» **YOUR INSTRUCTIONS**
Copy the data word for word, keeping every line.

##########

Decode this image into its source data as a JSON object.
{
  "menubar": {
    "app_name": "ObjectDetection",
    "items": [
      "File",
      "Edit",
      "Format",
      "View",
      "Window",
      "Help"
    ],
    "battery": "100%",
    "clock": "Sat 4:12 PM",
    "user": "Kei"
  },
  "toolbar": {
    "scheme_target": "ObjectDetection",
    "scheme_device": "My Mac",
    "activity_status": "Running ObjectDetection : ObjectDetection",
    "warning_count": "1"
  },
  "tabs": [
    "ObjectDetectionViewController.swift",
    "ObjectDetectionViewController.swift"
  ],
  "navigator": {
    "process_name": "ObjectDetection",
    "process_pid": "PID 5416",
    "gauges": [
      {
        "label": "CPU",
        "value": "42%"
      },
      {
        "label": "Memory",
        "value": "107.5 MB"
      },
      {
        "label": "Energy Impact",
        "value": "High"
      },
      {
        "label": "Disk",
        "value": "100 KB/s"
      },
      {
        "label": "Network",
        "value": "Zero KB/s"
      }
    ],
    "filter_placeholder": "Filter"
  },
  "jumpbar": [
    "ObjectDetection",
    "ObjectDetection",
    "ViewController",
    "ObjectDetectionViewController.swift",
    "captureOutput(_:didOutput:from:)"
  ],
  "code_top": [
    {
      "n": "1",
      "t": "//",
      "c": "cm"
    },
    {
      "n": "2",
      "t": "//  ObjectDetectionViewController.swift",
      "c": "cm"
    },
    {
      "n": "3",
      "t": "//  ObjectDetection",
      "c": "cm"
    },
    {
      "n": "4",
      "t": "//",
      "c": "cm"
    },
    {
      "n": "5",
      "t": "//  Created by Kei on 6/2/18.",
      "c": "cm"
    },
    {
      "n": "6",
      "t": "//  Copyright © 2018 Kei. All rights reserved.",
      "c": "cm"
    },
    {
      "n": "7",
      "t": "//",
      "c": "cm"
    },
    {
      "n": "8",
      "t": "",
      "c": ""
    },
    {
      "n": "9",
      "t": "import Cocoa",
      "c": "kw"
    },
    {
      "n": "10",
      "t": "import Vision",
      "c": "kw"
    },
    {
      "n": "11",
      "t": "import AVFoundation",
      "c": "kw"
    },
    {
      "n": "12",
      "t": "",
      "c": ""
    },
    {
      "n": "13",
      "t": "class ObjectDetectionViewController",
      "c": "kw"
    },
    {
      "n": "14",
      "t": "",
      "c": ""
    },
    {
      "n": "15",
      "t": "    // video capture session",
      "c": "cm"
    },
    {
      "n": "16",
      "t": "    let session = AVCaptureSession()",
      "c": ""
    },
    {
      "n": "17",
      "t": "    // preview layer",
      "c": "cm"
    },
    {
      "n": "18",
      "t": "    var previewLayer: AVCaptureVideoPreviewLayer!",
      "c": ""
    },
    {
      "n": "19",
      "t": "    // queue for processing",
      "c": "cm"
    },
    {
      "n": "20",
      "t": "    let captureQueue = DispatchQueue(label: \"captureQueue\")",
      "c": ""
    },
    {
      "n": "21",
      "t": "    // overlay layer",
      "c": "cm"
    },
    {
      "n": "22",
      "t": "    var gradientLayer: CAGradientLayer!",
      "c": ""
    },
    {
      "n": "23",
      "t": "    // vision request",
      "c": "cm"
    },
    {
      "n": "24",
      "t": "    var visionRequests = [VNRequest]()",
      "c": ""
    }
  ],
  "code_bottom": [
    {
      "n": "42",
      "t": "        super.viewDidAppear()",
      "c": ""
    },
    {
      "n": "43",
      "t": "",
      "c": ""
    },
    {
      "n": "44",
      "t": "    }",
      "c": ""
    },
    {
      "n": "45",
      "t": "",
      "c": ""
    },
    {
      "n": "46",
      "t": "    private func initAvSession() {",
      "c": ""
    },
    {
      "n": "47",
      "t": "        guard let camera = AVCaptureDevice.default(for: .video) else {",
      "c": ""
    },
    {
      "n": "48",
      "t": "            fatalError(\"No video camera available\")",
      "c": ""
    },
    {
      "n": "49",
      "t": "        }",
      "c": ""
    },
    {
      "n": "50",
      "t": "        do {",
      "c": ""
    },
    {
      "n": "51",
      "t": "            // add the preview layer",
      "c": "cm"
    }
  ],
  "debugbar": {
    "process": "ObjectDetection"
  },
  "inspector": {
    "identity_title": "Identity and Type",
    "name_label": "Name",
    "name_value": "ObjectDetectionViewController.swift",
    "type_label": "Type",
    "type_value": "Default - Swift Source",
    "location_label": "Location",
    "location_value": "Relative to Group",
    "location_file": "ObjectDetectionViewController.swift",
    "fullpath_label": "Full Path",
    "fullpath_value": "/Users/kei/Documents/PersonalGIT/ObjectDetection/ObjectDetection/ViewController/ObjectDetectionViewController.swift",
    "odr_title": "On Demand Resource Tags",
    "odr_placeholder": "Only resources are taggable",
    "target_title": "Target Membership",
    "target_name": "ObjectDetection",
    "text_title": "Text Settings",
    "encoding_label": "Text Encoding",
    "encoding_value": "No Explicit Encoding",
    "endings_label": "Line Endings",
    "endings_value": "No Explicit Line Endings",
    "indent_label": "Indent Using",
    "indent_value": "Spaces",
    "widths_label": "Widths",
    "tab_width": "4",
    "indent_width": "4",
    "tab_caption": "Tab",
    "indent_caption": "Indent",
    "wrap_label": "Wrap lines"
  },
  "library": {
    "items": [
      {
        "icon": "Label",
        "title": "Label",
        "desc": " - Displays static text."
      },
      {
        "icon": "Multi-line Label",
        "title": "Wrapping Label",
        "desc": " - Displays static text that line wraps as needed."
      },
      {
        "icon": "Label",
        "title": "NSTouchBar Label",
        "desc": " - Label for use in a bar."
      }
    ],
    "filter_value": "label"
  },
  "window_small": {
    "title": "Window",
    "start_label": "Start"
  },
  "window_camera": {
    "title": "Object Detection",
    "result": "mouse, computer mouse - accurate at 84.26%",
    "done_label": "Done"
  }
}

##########

» **RESULT OF THIS EXERCISE**
Decode this image into its source data as a JSON object.
{
  "menubar": {
    "app_name": "ObjectDetection",
    "items": [
      "File",
      "Edit",
      "Format",
      "View",
      "Window",
      "Help"
    ],
    "battery": "100%",
    "clock": "Sat 4:12 PM",
    "user": "Kei"
  },
  "toolbar": {
    "scheme_target": "ObjectDetection",
    "scheme_device": "My Mac",
    "activity_status": "Running ObjectDetection : ObjectDetection",
    "warning_count": "1"
  },
  "tabs": [
    "ObjectDetectionViewController.swift",
    "ObjectDetectionViewController.swift"
  ],
  "navigator": {
    "process_name": "ObjectDetection",
    "process_pid": "PID 5416",
    "gauges": [
      {
        "label": "CPU",
        "value": "42%"
      },
      {
        "label": "Memory",
        "value": "107.5 MB"
      },
      {
        "label": "Energy Impact",
        "value": "High"
      },
      {
        "label": "Disk",
        "value": "100 KB/s"
      },
      {
        "label": "Network",
        "value": "Zero KB/s"
      }
    ],
    "filter_placeholder": "Filter"
  },
  "jumpbar": [
    "ObjectDetection",
    "ObjectDetection",
    "ViewController",
    "ObjectDetectionViewController.swift",
    "captureOutput(_:didOutput:from:)"
  ],
  "code_top": [
    {
      "n": "1",
      "t": "//",
      "c": "cm"
    },
    {
      "n": "2",
      "t": "//  ObjectDetectionViewController.swift",
      "c": "cm"
    },
    {
      "n": "3",
      "t": "//  ObjectDetection",
      "c": "cm"
    },
    {
      "n": "4",
      "t": "//",
      "c": "cm"
    },
    {
      "n": "5",
      "t": "//  Created by Kei on 6/2/18.",
      "c": "cm"
    },
    {
      "n": "6",
      "t": "//  Copyright © 2018 Kei. All rights reserved.",
      "c": "cm"
    },
    {
      "n": "7",
      "t": "//",
      "c": "cm"
    },
    {
      "n": "8",
      "t": "",
      "c": ""
    },
    {
      "n": "9",
      "t": "import Cocoa",
      "c": "kw"
    },
    {
      "n": "10",
      "t": "import Vision",
      "c": "kw"
    },
    {
      "n": "11",
      "t": "import AVFoundation",
      "c": "kw"
    },
    {
      "n": "12",
      "t": "",
      "c": ""
    },
    {
      "n": "13",
      "t": "class ObjectDetectionViewController",
      "c": "kw"
    },
    {
      "n": "14",
      "t": "",
      "c": ""
    },
    {
      "n": "15",
      "t": "    // video capture session",
      "c": "cm"
    },
    {
      "n": "16",
      "t": "    let session = AVCaptureSession()",
      "c": ""
    },
    {
      "n": "17",
      "t": "    // preview layer",
      "c": "cm"
    },
    {
      "n": "18",
      "t": "    var previewLayer: AVCaptureVideoPreviewLayer!",
      "c": ""
    },
    {
      "n": "19",
      "t": "    // queue for processing",
      "c": "cm"
    },
    {
      "n": "20",
      "t": "    let captureQueue = DispatchQueue(label: \"captureQueue\")",
      "c": ""
    },
    {
      "n": "21",
      "t": "    // overlay layer",
      "c": "cm"
    },
    {
      "n": "22",
      "t": "    var gradientLayer: CAGradientLayer!",
      "c": ""
    },
    {
      "n": "23",
      "t": "    // vision request",
      "c": "cm"
    },
    {
      "n": "24",
      "t": "    var visionRequests = [VNRequest]()",
      "c": ""
    }
  ],
  "code_bottom": [
    {
      "n": "42",
      "t": "        super.viewDidAppear()",
      "c": ""
    },
    {
      "n": "43",
      "t": "",
      "c": ""
    },
    {
      "n": "44",
      "t": "    }",
      "c": ""
    },
    {
      "n": "45",
      "t": "",
      "c": ""
    },
    {
      "n": "46",
      "t": "    private func initAvSession() {",
      "c": ""
    },
    {
      "n": "47",
      "t": "        guard let camera = AVCaptureDevice.default(for: .video) else {",
      "c": ""
    },
    {
      "n": "48",
      "t": "            fatalError(\"No video camera available\")",
      "c": ""
    },
    {
      "n": "49",
      "t": "        }",
      "c": ""
    },
    {
      "n": "50",
      "t": "        do {",
      "c": ""
    },
    {
      "n": "51",
      "t": "            // add the preview layer",
      "c": "cm"
    }
  ],
  "debugbar": {
    "process": "ObjectDetection"
  },
  "inspector": {
    "identity_title": "Identity and Type",
    "name_label": "Name",
    "name_value": "ObjectDetectionViewController.swift",
    "type_label": "Type",
    "type_value": "Default - Swift Source",
    "location_label": "Location",
    "location_value": "Relative to Group",
    "location_file": "ObjectDetectionViewController.swift",
    "fullpath_label": "Full Path",
    "fullpath_value": "/Users/kei/Documents/PersonalGIT/ObjectDetection/ObjectDetection/ViewController/ObjectDetectionViewController.swift",
    "odr_title": "On Demand Resource Tags",
    "odr_placeholder": "Only resources are taggable",
    "target_title": "Target Membership",
    "target_name": "ObjectDetection",
    "text_title": "Text Settings",
    "encoding_label": "Text Encoding",
    "encoding_value": "No Explicit Encoding",
    "endings_label": "Line Endings",
    "endings_value": "No Explicit Line Endings",
    "indent_label": "Indent Using",
    "indent_value": "Spaces",
    "widths_label": "Widths",
    "tab_width": "4",
    "indent_width": "4",
    "tab_caption": "Tab",
    "indent_caption": "Indent",
    "wrap_label": "Wrap lines"
  },
  "library": {
    "items": [
      {
        "icon": "Label",
        "title": "Label",
        "desc": " - Displays static text."
      },
      {
        "icon": "Multi-line Label",
        "title": "Wrapping Label",
        "desc": " - Displays static text that line wraps as needed."
      },
      {
        "icon": "Label",
        "title": "NSTouchBar Label",
        "desc": " - Label for use in a bar."
      }
    ],
    "filter_value": "label"
  },
  "window_small": {
    "title": "Window",
    "start_label": "Start"
  },
  "window_camera": {
    "title": "Object Detection",
    "result": "mouse, computer mouse - accurate at 84.26%",
    "done_label": "Done"
  }
}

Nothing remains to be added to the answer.